Kilpatrick is starting to worry. Now, when it rains, he goes behind his home and films the flooding waters crashing back and forth along the creek.
Kilpatrick's neighbor, Martin Lisius, has spent well over $3,000 to save a tree in his backyard from falling in.
He's also constructed a fence and placed it along the eroding wall of the creek to prevent any more damage from happening.
"I had to take cables and attach them to the top of the tree to keep it from falling over into what some of my friends are calling the 'Grand Canyon of Texas,' " Lisius said.
"It's very disconcerting when you come out in your backyard, and part of it is missing. Sometimes, we lose as many as 3 ft. of our backyard per day."
In short, Kilpatrick and Lisius believe that the City of Arlington teed up this problem and smashed it into their property like a golf drive on a pro course.

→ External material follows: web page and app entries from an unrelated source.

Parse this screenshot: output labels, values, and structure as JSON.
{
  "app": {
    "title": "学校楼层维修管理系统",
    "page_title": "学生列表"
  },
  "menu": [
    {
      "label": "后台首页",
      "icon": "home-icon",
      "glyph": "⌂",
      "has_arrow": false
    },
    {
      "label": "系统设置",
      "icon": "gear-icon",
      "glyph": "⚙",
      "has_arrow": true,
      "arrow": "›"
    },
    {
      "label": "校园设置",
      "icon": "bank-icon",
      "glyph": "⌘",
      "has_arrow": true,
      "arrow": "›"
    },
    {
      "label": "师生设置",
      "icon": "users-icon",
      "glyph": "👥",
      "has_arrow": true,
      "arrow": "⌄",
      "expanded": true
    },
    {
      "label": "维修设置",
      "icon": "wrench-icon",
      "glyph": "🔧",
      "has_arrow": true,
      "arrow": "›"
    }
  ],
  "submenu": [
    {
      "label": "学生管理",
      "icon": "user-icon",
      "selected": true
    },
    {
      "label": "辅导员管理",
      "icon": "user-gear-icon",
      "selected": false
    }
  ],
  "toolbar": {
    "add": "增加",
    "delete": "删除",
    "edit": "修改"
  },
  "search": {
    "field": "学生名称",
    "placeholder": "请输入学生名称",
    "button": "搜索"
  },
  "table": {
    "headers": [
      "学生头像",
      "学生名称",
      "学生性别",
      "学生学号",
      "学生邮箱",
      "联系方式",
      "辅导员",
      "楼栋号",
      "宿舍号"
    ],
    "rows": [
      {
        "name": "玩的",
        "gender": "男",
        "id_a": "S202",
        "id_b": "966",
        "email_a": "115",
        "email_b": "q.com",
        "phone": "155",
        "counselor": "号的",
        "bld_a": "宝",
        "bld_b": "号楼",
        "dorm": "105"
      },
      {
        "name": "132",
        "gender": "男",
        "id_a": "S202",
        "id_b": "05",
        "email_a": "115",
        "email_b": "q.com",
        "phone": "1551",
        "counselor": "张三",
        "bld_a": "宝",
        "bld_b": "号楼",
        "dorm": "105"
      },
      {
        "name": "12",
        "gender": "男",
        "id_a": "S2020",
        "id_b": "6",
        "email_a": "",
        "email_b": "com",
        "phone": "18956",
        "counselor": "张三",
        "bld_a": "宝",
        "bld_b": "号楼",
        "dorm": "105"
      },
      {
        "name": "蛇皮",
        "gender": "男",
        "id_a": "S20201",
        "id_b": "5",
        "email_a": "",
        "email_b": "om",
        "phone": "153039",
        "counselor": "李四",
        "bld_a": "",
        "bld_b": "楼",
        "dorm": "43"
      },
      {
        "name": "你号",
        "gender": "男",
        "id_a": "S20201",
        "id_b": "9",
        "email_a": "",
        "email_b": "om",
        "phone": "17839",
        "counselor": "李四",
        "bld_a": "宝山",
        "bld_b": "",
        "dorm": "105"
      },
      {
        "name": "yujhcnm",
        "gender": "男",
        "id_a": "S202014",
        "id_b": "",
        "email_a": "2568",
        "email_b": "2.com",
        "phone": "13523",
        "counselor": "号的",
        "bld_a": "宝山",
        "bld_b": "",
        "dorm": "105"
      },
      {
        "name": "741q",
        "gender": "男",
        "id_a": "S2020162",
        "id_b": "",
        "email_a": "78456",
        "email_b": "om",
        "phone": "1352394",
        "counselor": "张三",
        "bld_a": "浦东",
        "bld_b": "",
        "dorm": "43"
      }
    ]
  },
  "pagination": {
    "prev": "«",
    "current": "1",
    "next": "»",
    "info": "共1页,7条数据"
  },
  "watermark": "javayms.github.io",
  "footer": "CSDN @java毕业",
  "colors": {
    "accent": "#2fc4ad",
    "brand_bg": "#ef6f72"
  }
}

They say their creek can't handle the amount of water coming from the drains and that the city hasn't done anything to remedy the issue.
"I used to work at Six Flags when I was in high school, and they had this ride called the 'Roaring Rapids.' That's what this is, and it gets worse and worse every year," Kilpatrick said.
The difficult part is that the City hasn't been willing to help when asked or pleaded with.
Kilpatrick showed WFAA emails dating back to 2016 addressing the erosion issue, yet nothing has been done.
A spokesperson for the City has said several times publicly that the creek is the responsibility of the homeowners in the area since it resides on private property.
Arlington’s public works and transportation department doesn't address erosion issues unless city roads, utilities, or safety are at risk.
Councilman Raul Gonzalez represents the area and said the council should review the issue.
Mayor Jeff Williams even visited the creek this week to see the erosion and speak with neighbors.
However, he won't be in office come June.
What Kilpatrick and Lisius really want is for the City to help, to divert the stormwater, or at least pay for a solution.
A private estimate revealed that a fix to the situation to alleviate erosion and water flow might cost over $100,000.
"They work for the citizens, and they need to be responsible and take care of their citizens," Lisius said. "We're not going to stop. We're going to get this fixed."
Kilpatrick is trying to stay positive, but he said lawyering up could be the only thing left to do when asked.
"It's just sad," Kilpatrick said. "They just say no. This is going to keep eroding. I'm going to lose more and more land."